(Dataset rows describing interfaces)

((

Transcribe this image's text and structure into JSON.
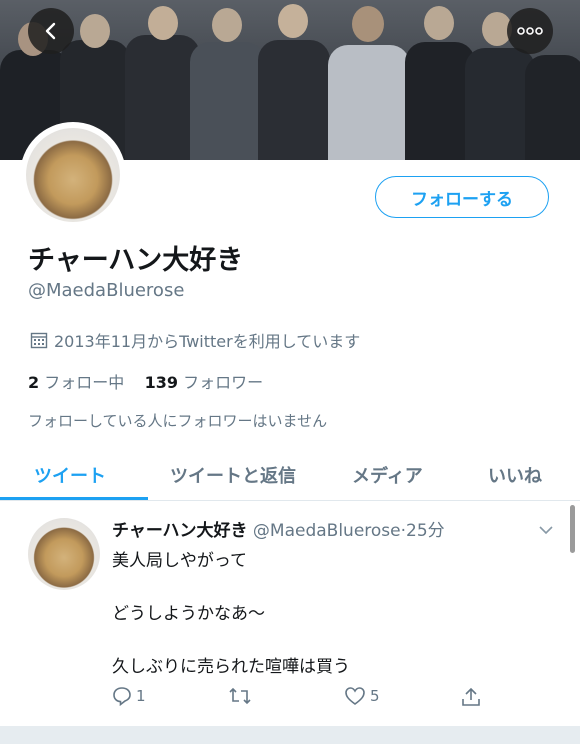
{
  "header": {
    "back_icon": "chevron-left-icon",
    "more_icon": "more-dots-icon"
  },
  "profile": {
    "display_name": "チャーハン大好き",
    "handle": "@MaedaBluerose",
    "follow_button": "フォローする",
    "joined": "2013年11月からTwitterを利用しています",
    "following_count": "2",
    "following_label": "フォロー中",
    "followers_count": "139",
    "followers_label": "フォロワー",
    "followers_note": "フォローしている人にフォロワーはいません"
  },
  "tabs": [
    {
      "label": "ツイート",
      "active": true
    },
    {
      "label": "ツイートと返信",
      "active": false
    },
    {
      "label": "メディア",
      "active": false
    },
    {
      "label": "いいね",
      "active": false
    }
  ],
  "tweet": {
    "author": "チャーハン大好き",
    "handle": "@MaedaBluerose",
    "time": "·25分",
    "lines": [
      "美人局しやがって",
      "どうしようかなあ～",
      "久しぶりに売られた喧嘩は買う"
    ],
    "reply_count": "1",
    "retweet_count": "",
    "like_count": "5"
  },
  "colors": {
    "accent": "#1da1f2",
    "text": "#14171a",
    "secondary": "#657786"
  }
}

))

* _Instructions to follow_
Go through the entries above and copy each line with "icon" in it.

* _Written response_
    "back_icon": "chevron-left-icon",
    "more_icon": "more-dots-icon"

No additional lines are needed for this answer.